All in all, a great year of racing. All the champs rode hard and all three has phenomenal teams behind them. The days of a privateer winning over the factories in the support classes are probably long gone. However, I do have two observations:
First, while a number of talented new faces showed up this year including Eslick and Peris, three of the four AMA champions are seasoned veterans. Duhamel is at least 37, Mladin 33 and Yates is 32. Even Hayden, at 27, is hardly a youngster any more. The promising stars of tomorrow like Spies, R. Hayden, Zemke, Disalvo, Attard, Eslick, Peris and Young need to start winning championships. Some, most notably factory riders Spies, Zemke, R. Hayden and Disalvo are already winning races and their second place finishes in the various classes give some hope that a new generation may finally be ready to take over. While I’m happy to see old guys winning not just in the AMA but also showing well in World Superbike (Corser, Haga) and even in motocross and supercross (Larocco, Dowd) I do think it is a sign that the young guys aren’t working hard enough. Lets hope the racers still in their twenties can start sticking it to the vets next year.

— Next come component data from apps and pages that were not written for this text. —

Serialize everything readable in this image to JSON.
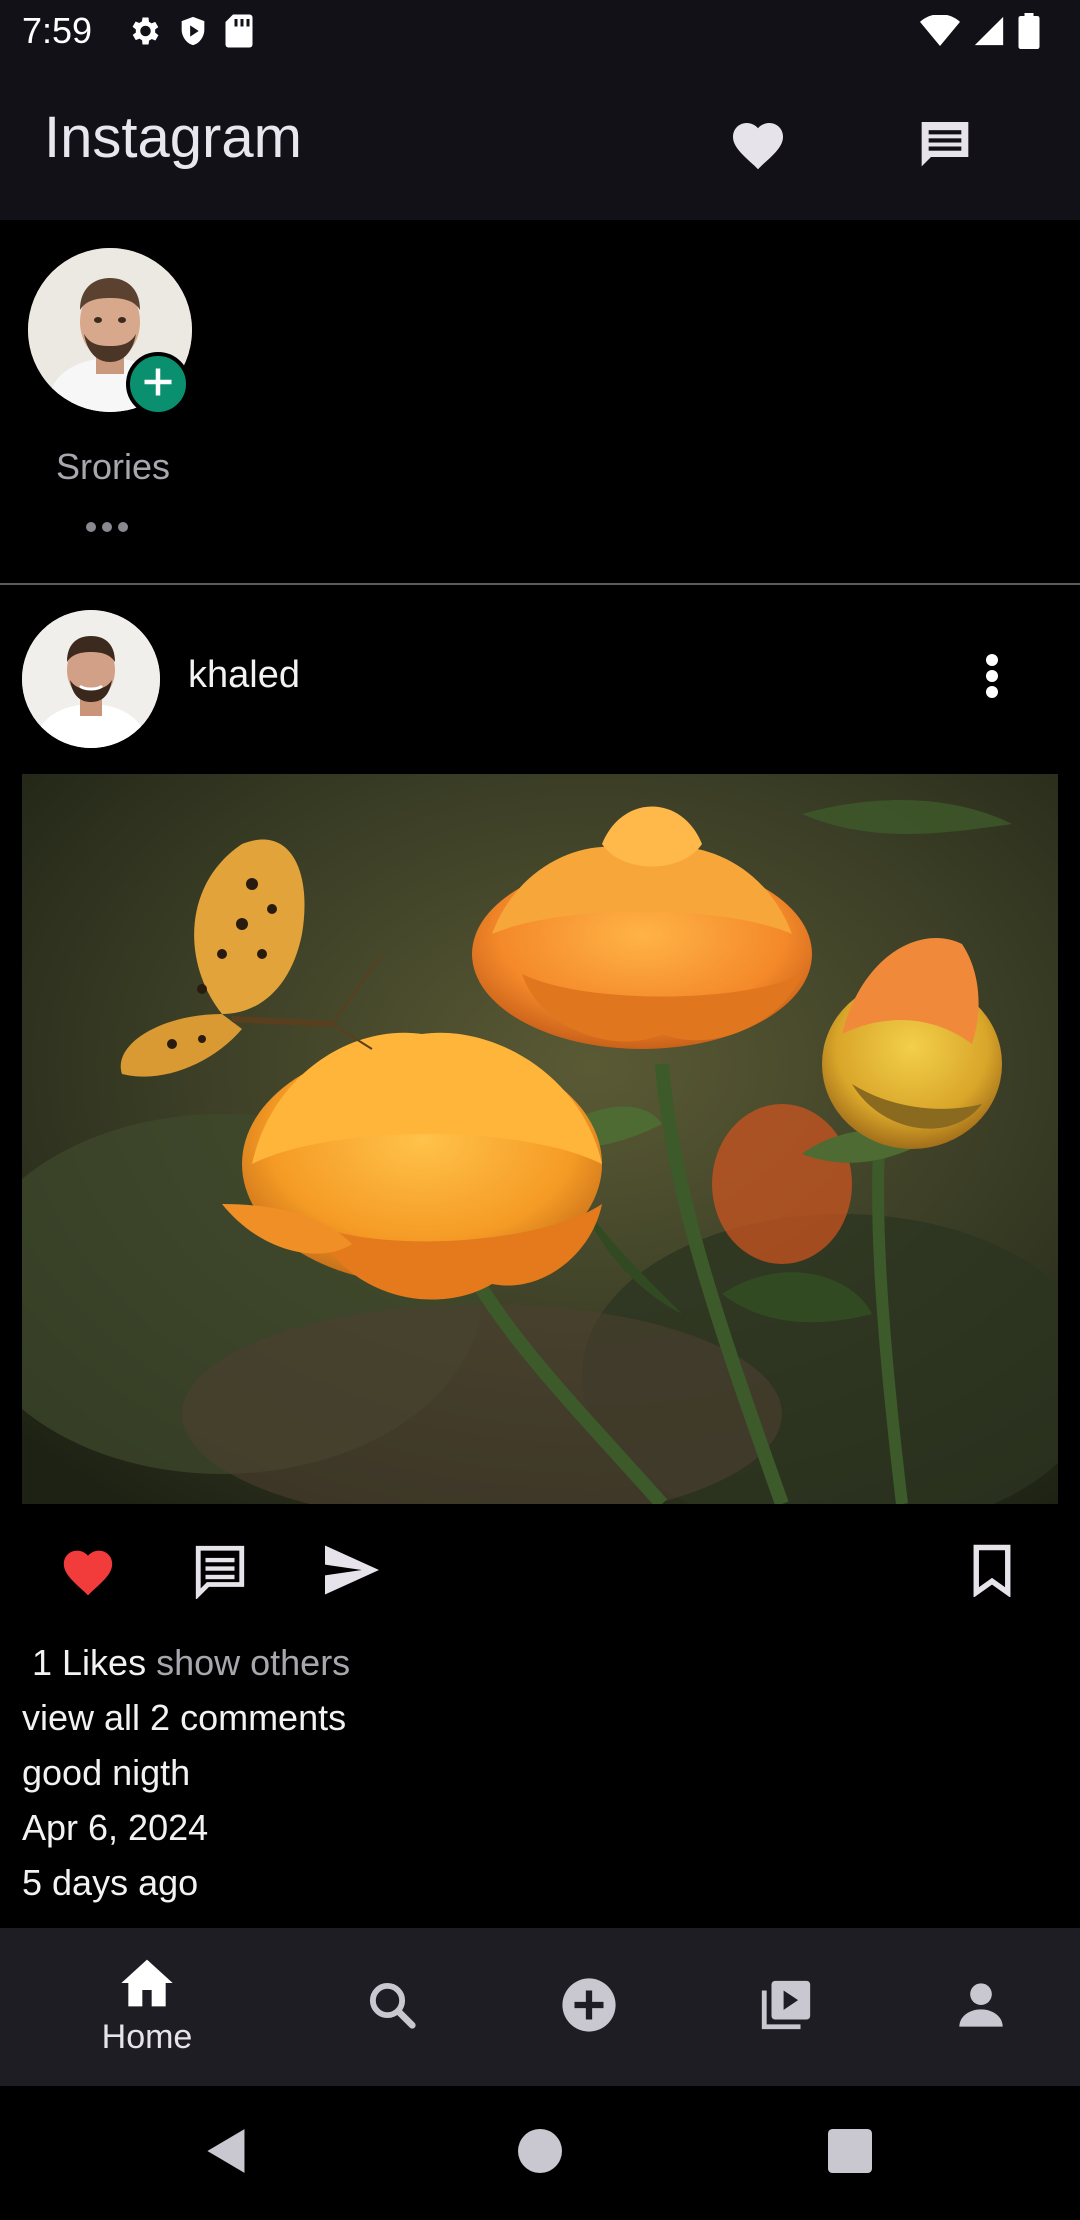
{
  "status_bar": {
    "time": "7:59",
    "left_icons": [
      "gear-icon",
      "shield-icon",
      "sd-card-icon"
    ],
    "right_icons": [
      "wifi-icon",
      "signal-icon",
      "battery-icon"
    ]
  },
  "app_bar": {
    "title": "Instagram",
    "actions": [
      "heart-icon",
      "message-icon"
    ]
  },
  "stories": {
    "label": "Srories",
    "add_icon": "plus-icon"
  },
  "post": {
    "username": "khaled",
    "menu_icon": "more-vert-icon",
    "image_description_icon": "photo",
    "actions": {
      "like_icon": "heart-icon",
      "comment_icon": "comment-icon",
      "share_icon": "send-icon",
      "save_icon": "bookmark-icon"
    },
    "likes_count": " 1 Likes",
    "likes_others": "show others",
    "view_comments": "view all 2 comments",
    "caption": "good nigth",
    "date": "Apr 6, 2024",
    "relative_time": "5 days ago"
  },
  "bottom_nav": {
    "items": [
      {
        "icon": "home-icon",
        "label": "Home",
        "active": true
      },
      {
        "icon": "search-icon",
        "label": "",
        "active": false
      },
      {
        "icon": "add-circle-icon",
        "label": "",
        "active": false
      },
      {
        "icon": "video-library-icon",
        "label": "",
        "active": false
      },
      {
        "icon": "person-icon",
        "label": "",
        "active": false
      }
    ]
  },
  "system_nav": [
    "back-icon",
    "home-circle-icon",
    "recents-icon"
  ],
  "colors": {
    "background": "#000000",
    "app_bar": "#131118",
    "bottom_nav": "#1f1d24",
    "like_red": "#f23b3b",
    "story_add_green": "#0a8f6f",
    "muted_text": "#a9a7ae"
  }
}
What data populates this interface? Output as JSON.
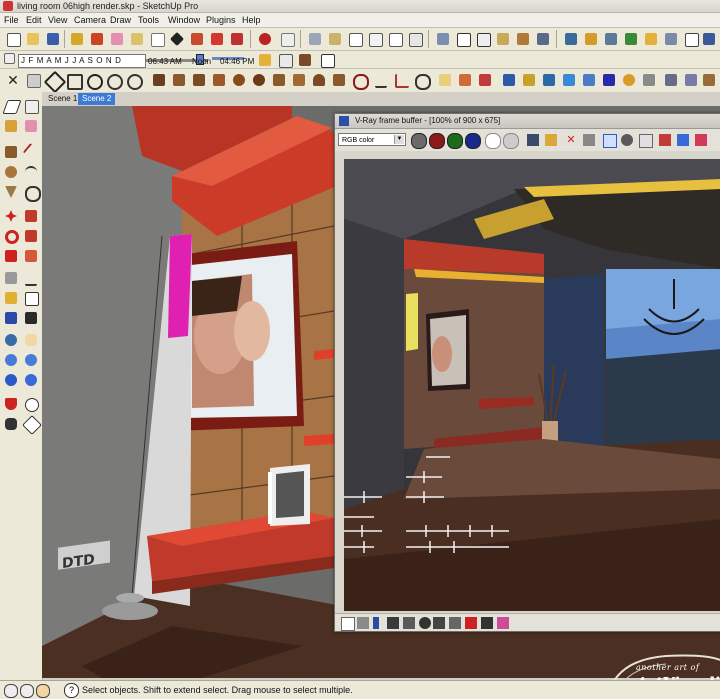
{
  "window": {
    "title": "living room 06high render.skp - SketchUp Pro"
  },
  "menu": [
    "File",
    "Edit",
    "View",
    "Camera",
    "Draw",
    "Tools",
    "Window",
    "Plugins",
    "Help"
  ],
  "shadow_bar": {
    "months": "J F M A M J J A S O N D",
    "time_start": "06:43 AM",
    "noon": "Noon",
    "time_end": "04:46 PM"
  },
  "scenes": [
    {
      "label": "Scene 1",
      "active": false
    },
    {
      "label": "Scene 2",
      "active": true
    }
  ],
  "vray": {
    "title": "V-Ray frame buffer - [100% of 900 x 675]",
    "channel": "RGB color",
    "colors": {
      "red": "#8b1a1a",
      "green": "#1c6a1c",
      "blue": "#1a2a8a"
    }
  },
  "status": {
    "message": "Select objects. Shift to extend select. Drag mouse to select multiple."
  },
  "watermark": {
    "small": "another art of",
    "big": "ArtVisualizer"
  },
  "colors": {
    "viewport_bg": "#6c6c6a",
    "active_tab": "#3b7bd6",
    "wall_red": "#c0392b"
  }
}
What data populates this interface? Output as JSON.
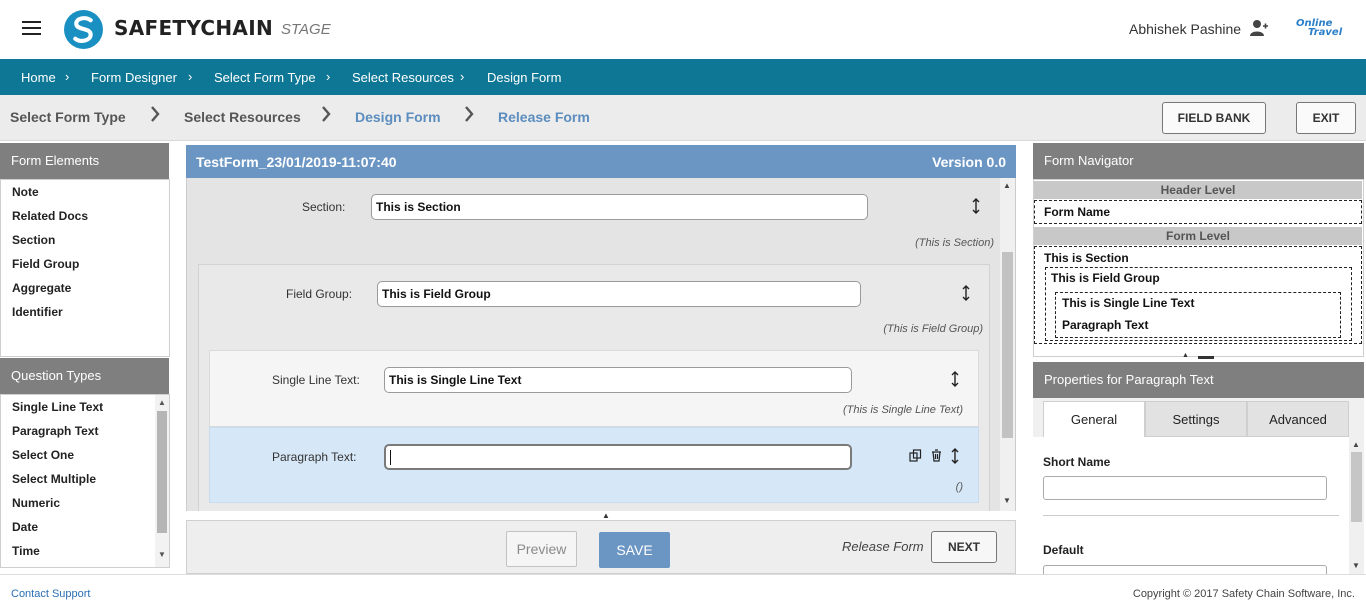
{
  "header": {
    "logo_text": "SAFETYCHAIN",
    "env_label": "STAGE",
    "username": "Abhishek Pashine",
    "brand_line1": "Online",
    "brand_line2": "Travel"
  },
  "breadcrumb": [
    "Home",
    "Form Designer",
    "Select Form Type",
    "Select Resources",
    "Design Form"
  ],
  "steps": [
    "Select Form Type",
    "Select Resources",
    "Design Form",
    "Release Form"
  ],
  "toolbar": {
    "field_bank": "FIELD BANK",
    "exit": "EXIT"
  },
  "form_elements": {
    "title": "Form Elements",
    "items": [
      "Note",
      "Related Docs",
      "Section",
      "Field Group",
      "Aggregate",
      "Identifier"
    ]
  },
  "question_types": {
    "title": "Question Types",
    "items": [
      "Single Line Text",
      "Paragraph Text",
      "Select One",
      "Select Multiple",
      "Numeric",
      "Date",
      "Time"
    ]
  },
  "form": {
    "name": "TestForm_23/01/2019-11:07:40",
    "version": "Version 0.0",
    "section": {
      "label": "Section:",
      "value": "This is Section",
      "caption": "(This is Section)"
    },
    "field_group": {
      "label": "Field Group:",
      "value": "This is Field Group",
      "caption": "(This is Field Group)"
    },
    "single_line": {
      "label": "Single Line Text:",
      "value": "This is Single Line Text",
      "caption": "(This is Single Line Text)"
    },
    "paragraph": {
      "label": "Paragraph Text:",
      "value": "",
      "caption": "()"
    }
  },
  "actions": {
    "preview": "Preview",
    "save": "SAVE",
    "release_form": "Release Form",
    "next": "NEXT"
  },
  "navigator": {
    "title": "Form Navigator",
    "header_level": "Header Level",
    "form_name": "Form Name",
    "form_level": "Form Level",
    "section": "This is Section",
    "field_group": "This is Field Group",
    "single_line": "This is Single Line Text",
    "paragraph": "Paragraph Text"
  },
  "properties": {
    "title": "Properties for Paragraph Text",
    "tabs": [
      "General",
      "Settings",
      "Advanced"
    ],
    "short_name_label": "Short Name",
    "short_name_value": "",
    "default_label": "Default"
  },
  "footer": {
    "contact": "Contact Support",
    "copyright": "Copyright © 2017 Safety Chain Software, Inc."
  },
  "colors": {
    "breadcrumb_bg": "#0e7796",
    "form_header_bg": "#6b96c4",
    "panel_head_bg": "#7f7f7f",
    "selected_row_bg": "#d6e8f8"
  }
}
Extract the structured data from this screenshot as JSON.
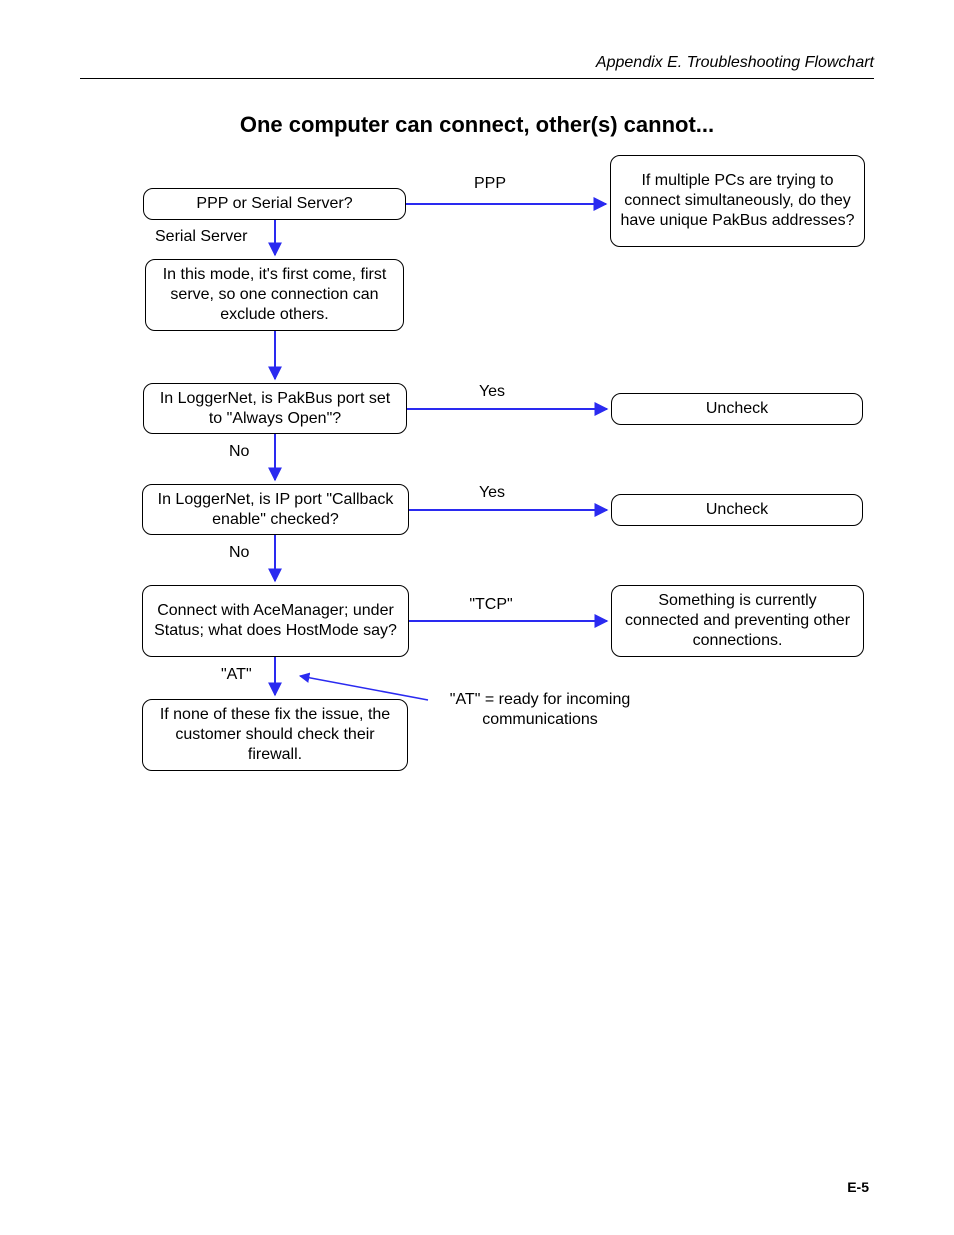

Second, I think that Vincent Haskovec’s injury is a huge loss for Haskovec, for the AMA and perhaps for the sport. If nothing else, it is a frightening reminder of just how dangerous this sport can be. At its worst, it is a situation where a talented racer has had his life dramatically changed, a series has lost some of its prestige and the sport may have lost some fans. That’s bad mojo all around. While Vincent’s accident has spurred a renewed interest in making our tracks safer, no end result can justify the impact this has had on his life. Lets hope that the AMA and the tracks make a huge step forward with track safety for next year so no other riders will have to suffer this kind of accident.
So while I offer congratuations to Tommy Hayden (Supersport), Aaron Yates (Superstock) and Miguel Duhamel (Formula Extreme) for their championships, I want to close by sending out my thoughts to Vincent Haskovec for the price he ultimately paid in providing the entertainment that AMA road racing offered in ‘05.
[image from the Kawasaki web site.]